London summer 2014 travel guide

One of the best places for families visiting London to see is the British Museum.  Located in Bloomsbury, it represents a veritable archaeological treasury. Displaying some of the earlier tools made by humans some million years ago it also has excellent exhibitions on the ancient Levant, Egypt (including several mummies) and Assyria. Also displayed is the Cyrus Cylinder, which allowed the Jews held captive in Babylon to return to the ancient Land of Israel. Entrance to the museum itself is free, with some temporary exhibitions costing to enter. The nearest train stations are Russell Square, Holborn, King’s Cross and Euston.

For a real sense of “Britishness” the triangle of Trafalgar Square, Buckingham Palace and Westminster are an absolute must. With Nelson’s Column and the fascinating National Gallery at Trafalgar Square, Houses of Parliament and Big Ben in Westminster and Household Division Guards at Buckingham Palace this triangle includes many of the classic “postcard” scenes London has to offer. On Whitehall linking Trafalgar Square and Westminster there’s also Horseguards: home of the Household Cavalry. The sentries posted here are changed on the hour, which is always exciting – especially for younger children. The nearest train stations are Westminster, Charing Cross and Green Park.

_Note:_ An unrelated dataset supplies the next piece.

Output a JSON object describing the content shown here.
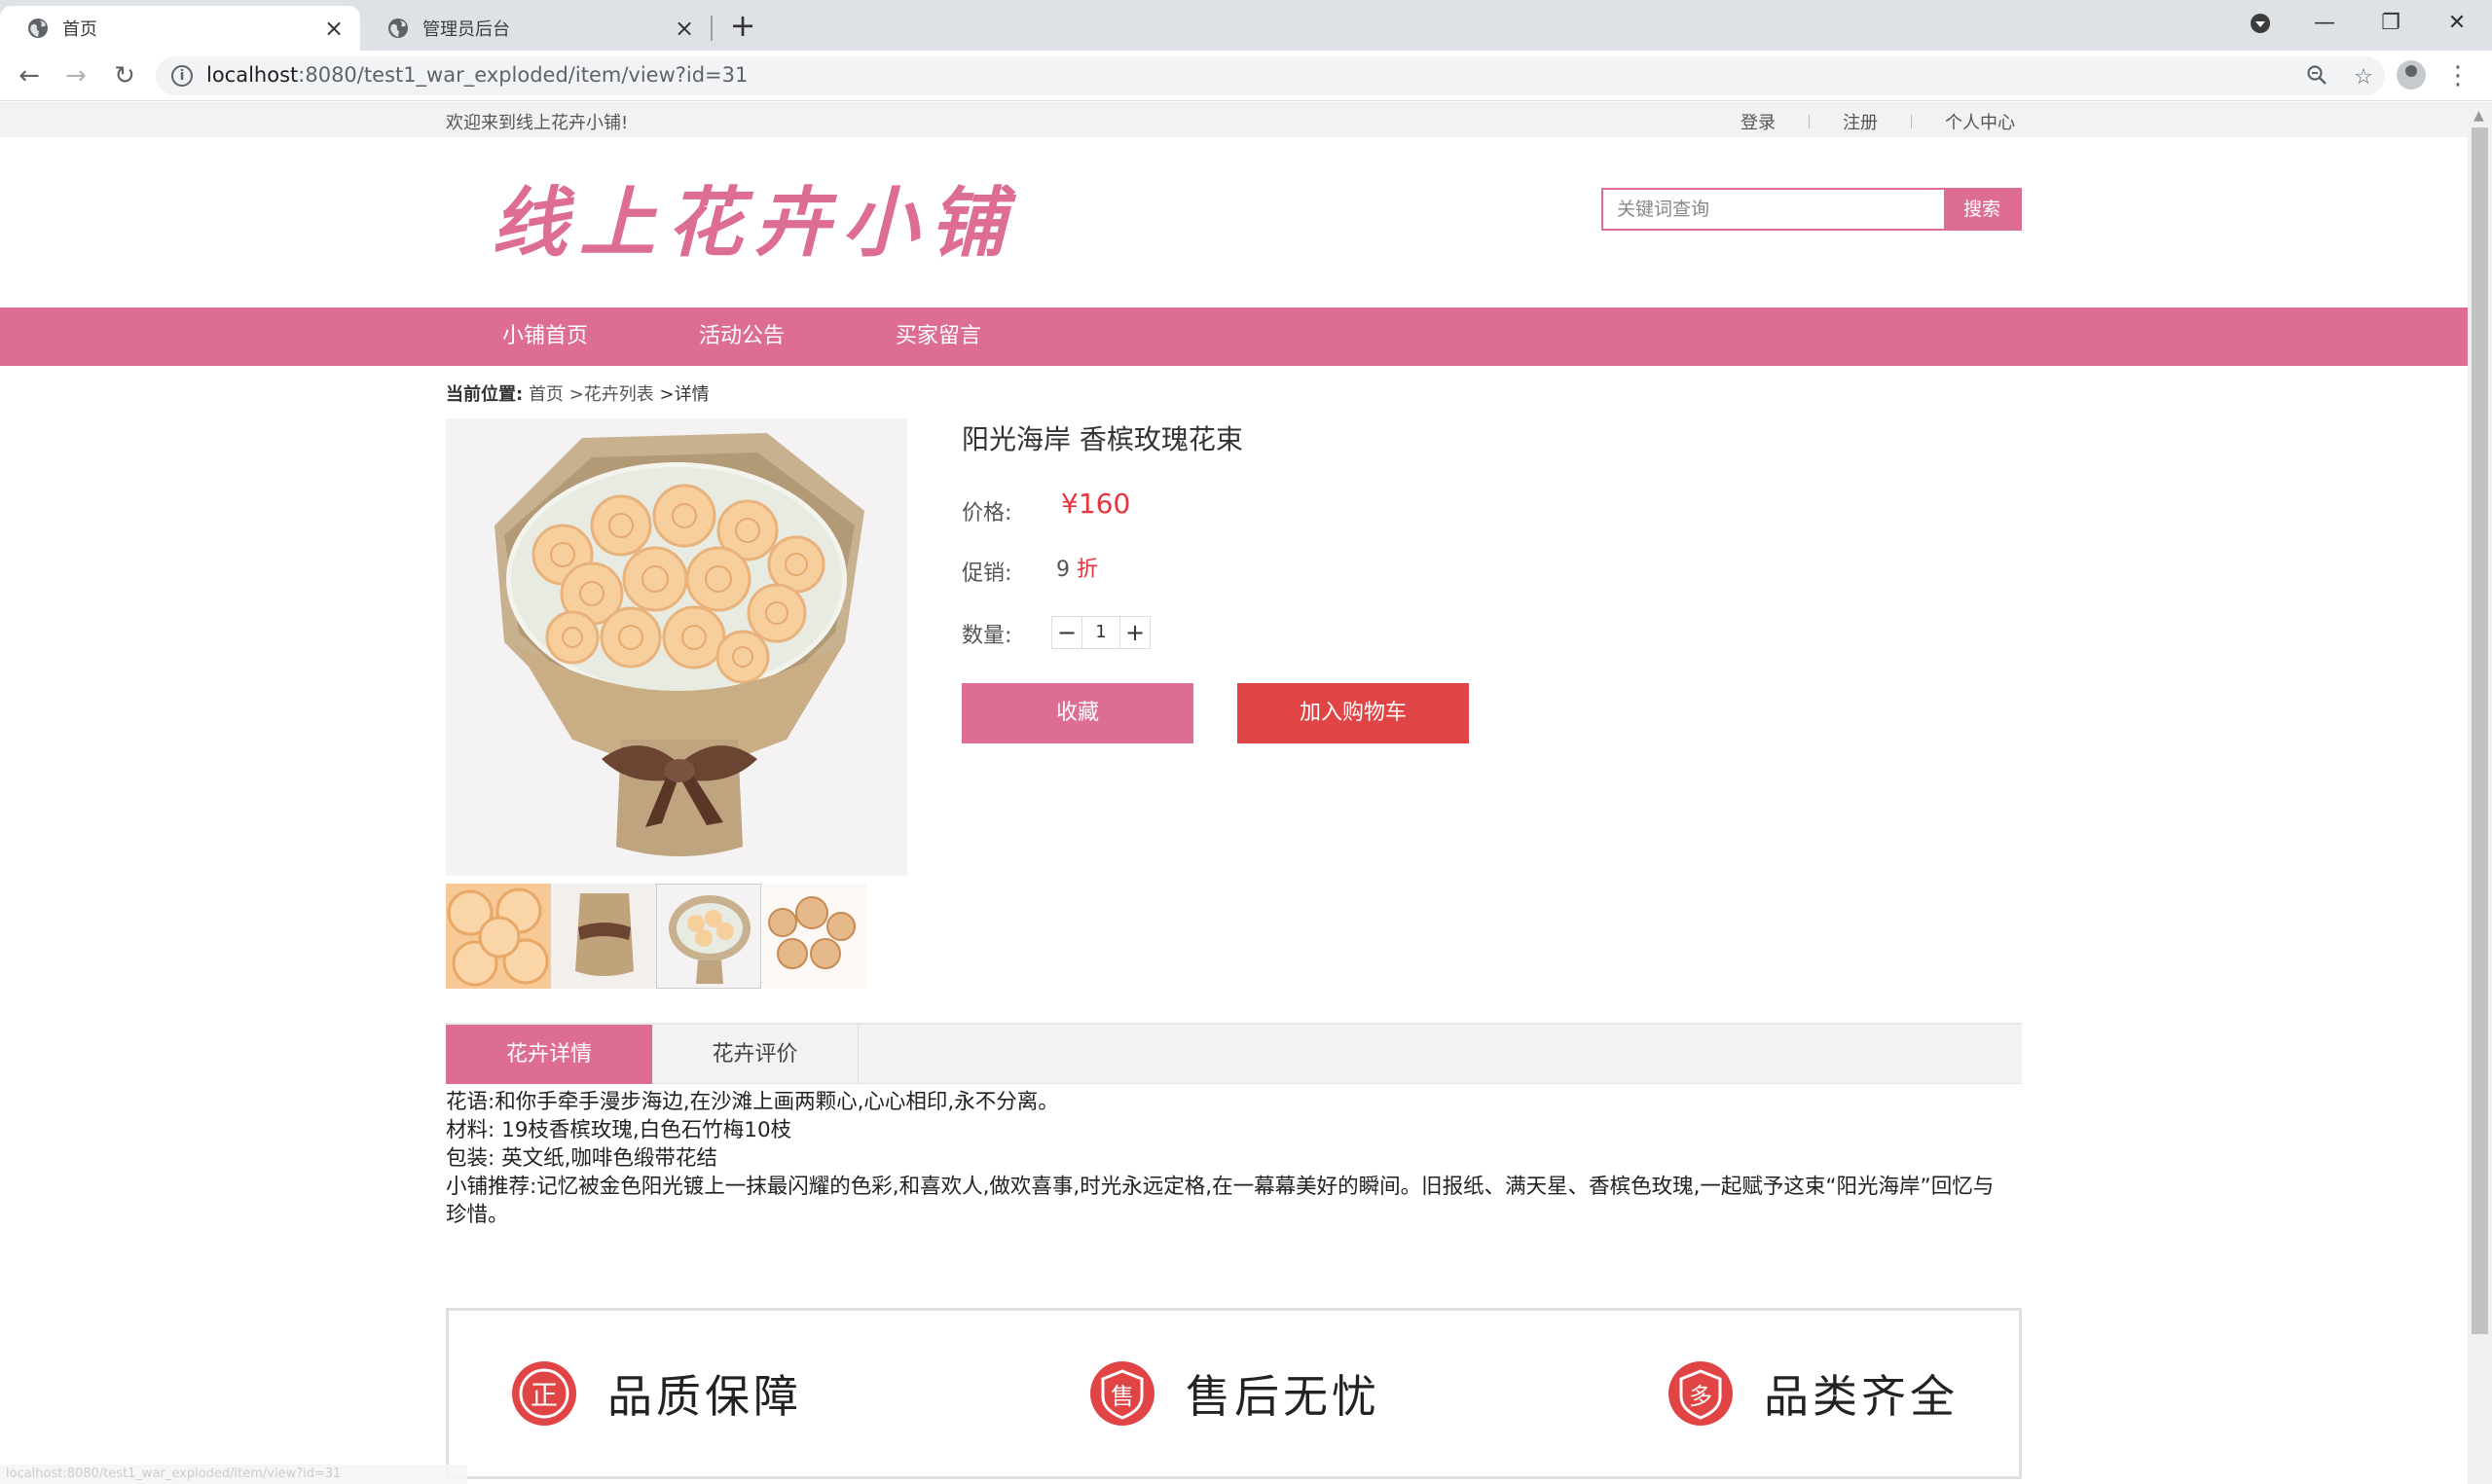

For those wishing to explore London’s Jewish heritage, a visit to the Jewish Museum is highly recommended. A short walk from the Camden Town station it has exhibitions on Jews living in Britain today, Anglo-Jewish History which stretches as far back as the Norman conquest of 1066, Jewish practice and the Holocaust. Closed on Saturdays, Jewish festivals and Friday afternoons; entry is £7.50 per adult and £3.50 for a child (5-16).

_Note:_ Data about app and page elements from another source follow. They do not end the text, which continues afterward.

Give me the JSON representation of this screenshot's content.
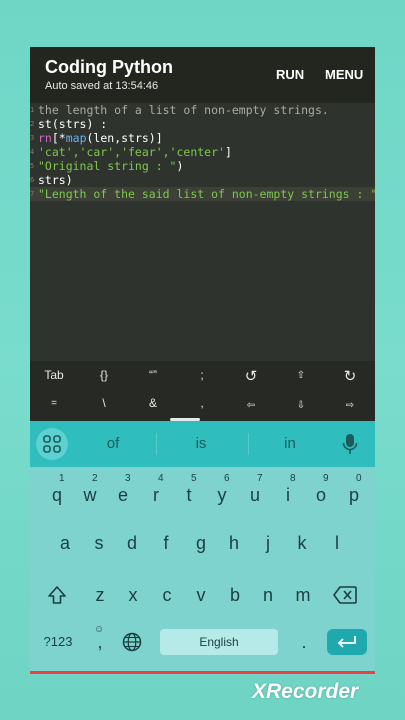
{
  "appbar": {
    "title": "Coding Python",
    "subtitle": "Auto saved at 13:54:46",
    "run_label": "RUN",
    "menu_label": "MENU"
  },
  "editor": {
    "line_numbers": [
      "1",
      "2",
      "3",
      "4",
      "5",
      "6",
      "7"
    ],
    "lines": [
      [
        {
          "t": "the length of a list of non-empty strings.",
          "c": "gray"
        }
      ],
      [
        {
          "t": "st(strs) :",
          "c": "white"
        }
      ],
      [
        {
          "t": "rn",
          "c": "pink"
        },
        {
          "t": "[*",
          "c": "white"
        },
        {
          "t": "map",
          "c": "blue"
        },
        {
          "t": "(len,strs)]",
          "c": "white"
        }
      ],
      [
        {
          "t": "'cat','car','fear','center'",
          "c": "green"
        },
        {
          "t": "]",
          "c": "white"
        }
      ],
      [
        {
          "t": "\"Original string : \"",
          "c": "green"
        },
        {
          "t": ")",
          "c": "white"
        }
      ],
      [
        {
          "t": "strs)",
          "c": "white"
        }
      ],
      [
        {
          "t": "\"Length of the said list of non-empty strings : \"",
          "c": "green"
        },
        {
          "t": ")",
          "c": "white"
        }
      ]
    ]
  },
  "extra_keys": {
    "row1": [
      "Tab",
      "{}",
      "“”",
      ";",
      "↺",
      "⇧",
      "↻"
    ],
    "row2": [
      "=",
      "\\",
      "&",
      ",",
      "⇦",
      "⇩",
      "⇨"
    ]
  },
  "keyboard": {
    "suggestions": [
      "of",
      "is",
      "in"
    ],
    "row1": [
      {
        "k": "q",
        "s": "1"
      },
      {
        "k": "w",
        "s": "2"
      },
      {
        "k": "e",
        "s": "3"
      },
      {
        "k": "r",
        "s": "4"
      },
      {
        "k": "t",
        "s": "5"
      },
      {
        "k": "y",
        "s": "6"
      },
      {
        "k": "u",
        "s": "7"
      },
      {
        "k": "i",
        "s": "8"
      },
      {
        "k": "o",
        "s": "9"
      },
      {
        "k": "p",
        "s": "0"
      }
    ],
    "row2": [
      "a",
      "s",
      "d",
      "f",
      "g",
      "h",
      "j",
      "k",
      "l"
    ],
    "row3": [
      "z",
      "x",
      "c",
      "v",
      "b",
      "n",
      "m"
    ],
    "symbols_label": "?123",
    "comma": ",",
    "space_label": "English",
    "period": "."
  },
  "watermark": "XRecorder",
  "colors": {
    "background": "#79dccd",
    "editor_bg": "#2f332d",
    "appbar_bg": "#23251f",
    "suggestion_bar": "#2fbdbd",
    "keyboard_bg": "#7ed3cf",
    "enter_key": "#1fa9ae",
    "accent_line": "#e8433f"
  }
}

Bevis Marks Synagogue may also be of interest to those wishing to delve into the capital’s Jewish heritage. The oldest continuously-used synagogue in the United Kingdom, Bevis Marks was founded in 1701 by Sephardi Jews and is under the auspices of the Spanish and Portuguese Jews’ Congregation of London. With a beautiful sanctuary and outstanding kosher restaurant attached on its premise; adult entry is £5, £4 for seniors and £2.50 for children. Located in the east of the City of London, Aldgate is the train station closest to it.

Ten minutes away from the Jewish Museum is London Zoo. Located in Regent’s Park and one of the capital’s absolute treasures, it’s the kind of place a family could easily spend a whole day at. Specifically designed to be child-friendly, many of the exhibitions are interactive. A favourite was in the meerkat enclosure which featured an underground tunnel, allowing children to crawl under the exhibition and into a cupola and see the animals in it from its centre. There’s also an elevated platform next to the giraffe enclosure allowing visitors to literally come eye-to-eye with these beautiful giants. Opening at 10:00 and closing at 18:00 with last entries at 17:00; adult tickets bought at the gate are £26 each while child tickets cost £18.50. Discounts are available for tickets bought online.

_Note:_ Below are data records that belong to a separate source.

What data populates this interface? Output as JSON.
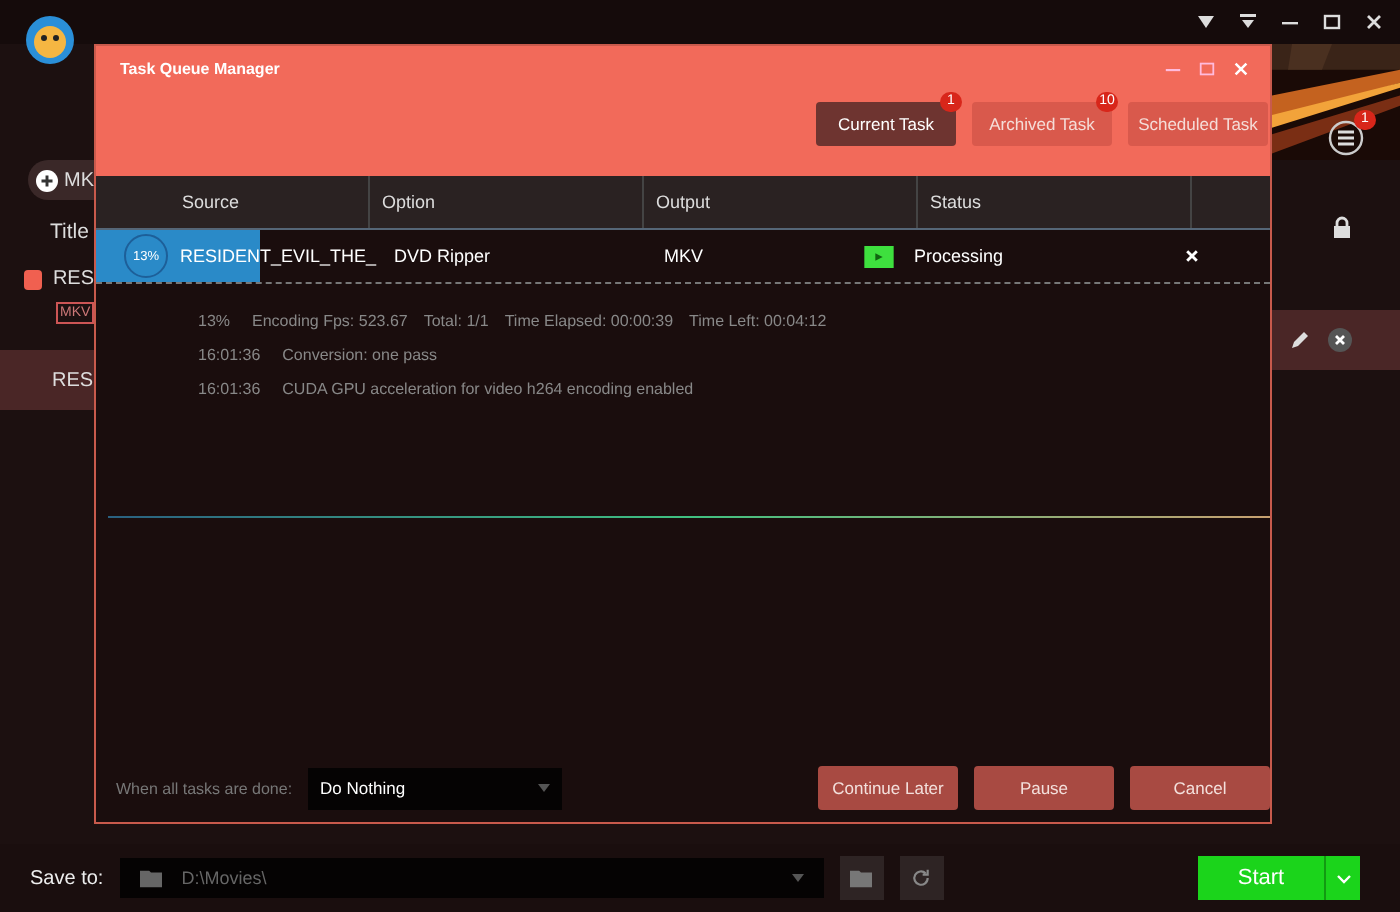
{
  "background_app": {
    "add_button": "MK",
    "title_label": "Title",
    "title_item": {
      "name": "RES",
      "checked": true
    },
    "format_tag": "MKV",
    "queued_item": "RES",
    "menu_badge": "1"
  },
  "dialog": {
    "title": "Task Queue Manager",
    "tabs": [
      {
        "label": "Current Task",
        "badge": "1",
        "selected": true
      },
      {
        "label": "Archived Task",
        "badge": "10",
        "selected": false
      },
      {
        "label": "Scheduled Task",
        "selected": false
      }
    ],
    "columns": [
      "Source",
      "Option",
      "Output",
      "Status"
    ],
    "task": {
      "progress": "13%",
      "level": 0.13,
      "source": "RESIDENT_EVIL_THE_",
      "option": "DVD Ripper",
      "output": "MKV",
      "status": "Processing"
    },
    "stats": [
      "13%",
      "Encoding Fps: 523.67",
      "Total: 1/1",
      "Time Elapsed: 00:00:39",
      "Time Left: 00:04:12"
    ],
    "log": [
      {
        "time": "16:01:36",
        "message": "Conversion: one pass"
      },
      {
        "time": "16:01:36",
        "message": "CUDA GPU acceleration for video h264 encoding enabled"
      }
    ],
    "when_done_label": "When all tasks are done:",
    "when_done_value": "Do Nothing",
    "buttons": [
      "Continue Later",
      "Pause",
      "Cancel"
    ]
  },
  "bottom_bar": {
    "save_label": "Save to:",
    "path": "D:\\Movies\\",
    "start": "Start"
  }
}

While Jewish life in the city centre does exist, it is somewhat limited. Apart from the above-mentioned restaurant at Bevis Marks, the only other place to eat out kosher in town is Reubens on Baker Street. It’s also worth looking out for DDs sandwiches. Available in many newsagents and supermarkets, they are supervised by both the London Beth Din and Kedassia. Chabad does have a presence here, however. A link to their advice page for visitors to London can be found here.

The best places to find regular minyanim and kosher food are in the north-western suburbs such as Edgware, Hendon and Golders Green. These are all within easy reach of the city centre, being a ride down the London Underground’s Northern Line. There are a few kosher hotels in Hendon and Golders Green. Frum London is a very useful website which lists the times of regular minyanim, kosher restaurants and includes a community directory. The strictest hechsher in the UK is “Kedassia” (equivalent to Israel’s Badatz) while various battei dinim are more lenient (being equivalent to Israel’s rabbanut). All Jewish communities in the UK have a mikveh, with over a dozen in the Greater London area. More information on mikvaot can be found here.

About the Author
Daniel J. Levy is a graduate of the University of Leeds and Oxford, where his academic research primarily focused on Iranian proxies in Iraq, Lebanon, Syria, and Palestine. He is the Founding Director and Lead Consultant of the Ortakoy Security Group, and has contributed editorial pieces to The Times of Israel, Jerusalem Post, Haaretz, and Israel Policy Exchange. In his free time, he enjoys reading, running, and cooking. He can be followed on Twitter @danielhalevy.